 "I love it when brides come in with pictures. What I ask brides and grooms at a consultation is what is your overall theme, what is the overall feeling you want to invoke in your guests? With the pictures they have brought, I look and ask, “What did you like about this?” By looking at so many different things we can pick out what stands out to them and then create what is unique for them and their event. People come in with different concerns and different focuses and we always try to address the individual and that’s why consultations are so great. I do also offer tastings where we can try different cake flavors."


What advice can you give to Las Cruces brides and grooms?

"We have over 450 flavor combinations, but that doesn't mean that you should have a cream cheese cake outside in July in the desert. Don't be afraid to ask questions, I am here as a resource."


"Be true to yourself and what you want. A lot of times I see people forget, push down, or suppress their desires to please another. Be true with yourself and be true with your partner with what you want. I know it sounds so big and grandiose for something like cake but it’s a small reflection of everything."

"A lot of times people ask me, “How can you have people destroy it (the cake), you spent hours of intensive hours working on it?” and my response is part of the consumption of the cake is the visual: you need to see it, but then you also need to follow it up with eating it. It’s edible artistry.

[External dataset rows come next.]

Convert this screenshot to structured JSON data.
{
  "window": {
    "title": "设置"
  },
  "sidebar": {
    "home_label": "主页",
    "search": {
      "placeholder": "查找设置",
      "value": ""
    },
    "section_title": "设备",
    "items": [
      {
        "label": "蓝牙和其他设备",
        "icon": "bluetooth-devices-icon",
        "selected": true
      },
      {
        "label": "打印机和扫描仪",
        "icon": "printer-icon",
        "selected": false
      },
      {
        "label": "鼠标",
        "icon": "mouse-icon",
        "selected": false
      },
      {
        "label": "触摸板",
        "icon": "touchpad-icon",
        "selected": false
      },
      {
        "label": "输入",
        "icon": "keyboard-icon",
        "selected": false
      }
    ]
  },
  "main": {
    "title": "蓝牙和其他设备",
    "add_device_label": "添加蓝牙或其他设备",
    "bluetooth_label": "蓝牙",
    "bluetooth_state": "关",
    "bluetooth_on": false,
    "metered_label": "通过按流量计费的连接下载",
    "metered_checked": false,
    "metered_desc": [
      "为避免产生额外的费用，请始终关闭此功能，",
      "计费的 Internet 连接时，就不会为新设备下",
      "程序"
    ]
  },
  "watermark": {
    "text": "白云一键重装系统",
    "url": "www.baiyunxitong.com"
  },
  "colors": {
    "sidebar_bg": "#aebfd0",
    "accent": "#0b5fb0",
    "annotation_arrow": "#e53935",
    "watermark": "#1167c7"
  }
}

In that way, it’s kind of a temporary art installation. Your wedding cake has a different kind of importance because it is temporary and it’s not going to hang on your wall. You’re enjoying it for that moment and it’s kind of Zen really. You need to try to be in the moment."


A big "Thanks!" to Stephanie for taking a moment to chat with us about wedding cakes! If your sweet tooth is needing some attention stop in to Let Them Eat Cake (located at 1001 E University Avenue) and try a cupcake, or two.